This is an important lesson for any lean manufacturer. If you question the processes, you will find new wastes, hence opportunities for improvement. This is why lean is a continuous process which can not be stopped.
Lean manufacturing and automation goes hand in hand for most of the manufacturers. Although lean dose not mean automation, automation can be a useful tool in lean processes. Automation will bring higher quality, repeatability, and consistency to the particular process. It is important to look for the possibilities of automation in a lean environment. So the question is what can we automate? What will help automation?
- Are repeated over and over again
- In every cycle there is no decision making is required
- Are with same inputs and outputs
Can be automated. But the possibility of automation depends upon the technical feasibility, cost effectiveness and other interests of the organization. It is very important to understand, if the process doesn’t require any human intervention like subjective decision making (Ex: Color and shades for a car) in theory that process can be automated.
So how can we make processes which can be automated? One of the most important concepts of lean manufacturing, standardization makes it possible to automate the processes. Standard processes define a way of operation. There is almost no requirement of human intervention to make the process happen. If it goes wrong, humans can analyze to find root causes and cure the root cause to solve the problem.
Lean provides a perfect ground for automation. But the decision to automate the process needs careful analysis. The technical feasibility, cost effectiveness of automation, environmental and social factors can influence the decision on automation.

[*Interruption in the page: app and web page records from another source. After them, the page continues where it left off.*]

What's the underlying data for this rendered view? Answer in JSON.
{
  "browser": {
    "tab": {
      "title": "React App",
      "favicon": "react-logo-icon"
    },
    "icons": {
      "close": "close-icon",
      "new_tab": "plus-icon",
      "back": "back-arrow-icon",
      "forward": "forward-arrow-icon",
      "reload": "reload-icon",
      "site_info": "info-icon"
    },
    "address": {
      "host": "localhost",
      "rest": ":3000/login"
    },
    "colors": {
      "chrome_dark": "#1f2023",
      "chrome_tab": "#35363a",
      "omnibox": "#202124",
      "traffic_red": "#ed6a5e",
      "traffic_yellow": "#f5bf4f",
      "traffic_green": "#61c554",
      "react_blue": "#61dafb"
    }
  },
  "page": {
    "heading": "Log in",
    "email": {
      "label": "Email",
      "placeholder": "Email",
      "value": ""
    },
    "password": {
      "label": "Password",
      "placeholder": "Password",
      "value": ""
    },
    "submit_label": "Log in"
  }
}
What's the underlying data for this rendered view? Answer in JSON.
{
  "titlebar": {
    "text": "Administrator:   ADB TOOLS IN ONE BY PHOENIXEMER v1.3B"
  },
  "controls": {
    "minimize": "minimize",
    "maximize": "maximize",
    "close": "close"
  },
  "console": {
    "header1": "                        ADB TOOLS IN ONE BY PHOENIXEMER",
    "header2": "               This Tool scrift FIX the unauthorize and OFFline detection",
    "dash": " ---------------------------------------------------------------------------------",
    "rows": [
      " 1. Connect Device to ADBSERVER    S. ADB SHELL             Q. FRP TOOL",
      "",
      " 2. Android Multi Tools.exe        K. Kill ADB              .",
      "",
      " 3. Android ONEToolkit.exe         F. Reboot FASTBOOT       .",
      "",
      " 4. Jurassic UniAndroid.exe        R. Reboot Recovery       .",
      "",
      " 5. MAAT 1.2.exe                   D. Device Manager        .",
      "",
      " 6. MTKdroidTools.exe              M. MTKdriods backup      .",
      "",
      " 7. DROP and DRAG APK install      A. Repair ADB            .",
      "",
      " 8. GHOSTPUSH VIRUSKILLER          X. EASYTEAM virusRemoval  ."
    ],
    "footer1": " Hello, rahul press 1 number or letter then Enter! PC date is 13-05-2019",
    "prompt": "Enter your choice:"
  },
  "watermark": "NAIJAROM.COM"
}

In a concluding note, automation should not be looked as a way of reducing the head count. Lean manufacturing is built on respecting human resource. By removing that pillar or by weakening it, you can not become a lean manufacturer. Automation is to liberate people from their repeated tiring work, not to remove them from their jobs.
In lean manufacturing careful analysis and decision making plays a major role. Before any decision, it needs to be analyzed and carefully evaluated. How complicated this process is? How many tools any lean organization requires to do this analysis?
If you are a traditional manufacturer you might have a set of tools to analyze your system. And you might be making decisions based on the results. So you might know the difficulties involved. How many times you have collected data using complex methodologies and analyzed them and made no decision. How many times other departments give you another view or a report contradictory to the report you are using hence creating conflicts. So how difficult lean analysis should be and how complex and costly it should be?
In lean methodology there is a fundamental difference to the traditional methodology of data collection, analysis and making decisions. The method is formalized in lean environment. So every body will share the same way of data collection and hence will have the same information to begin with. On the other hand the tools are very simple. For an example “Go and See It for Yourself” approach reduces the need for complex data collection techniques and gives the first hand experience to the people who try to analyze the problem. Ask Why 5 times is another simple and important tool to find the cause to the problem. Collectively these processes and tools provide a formalized, standard and simple way to analyze problems, finding root cause and making decisions. All the parties involved will share the same information throughout. This makes it is very easy to implement decisions made. Importantly in the lean process of problem solving, analysis ends with decisions, unlike in many traditional organizations who ends in “analysis and paralysis” scenario.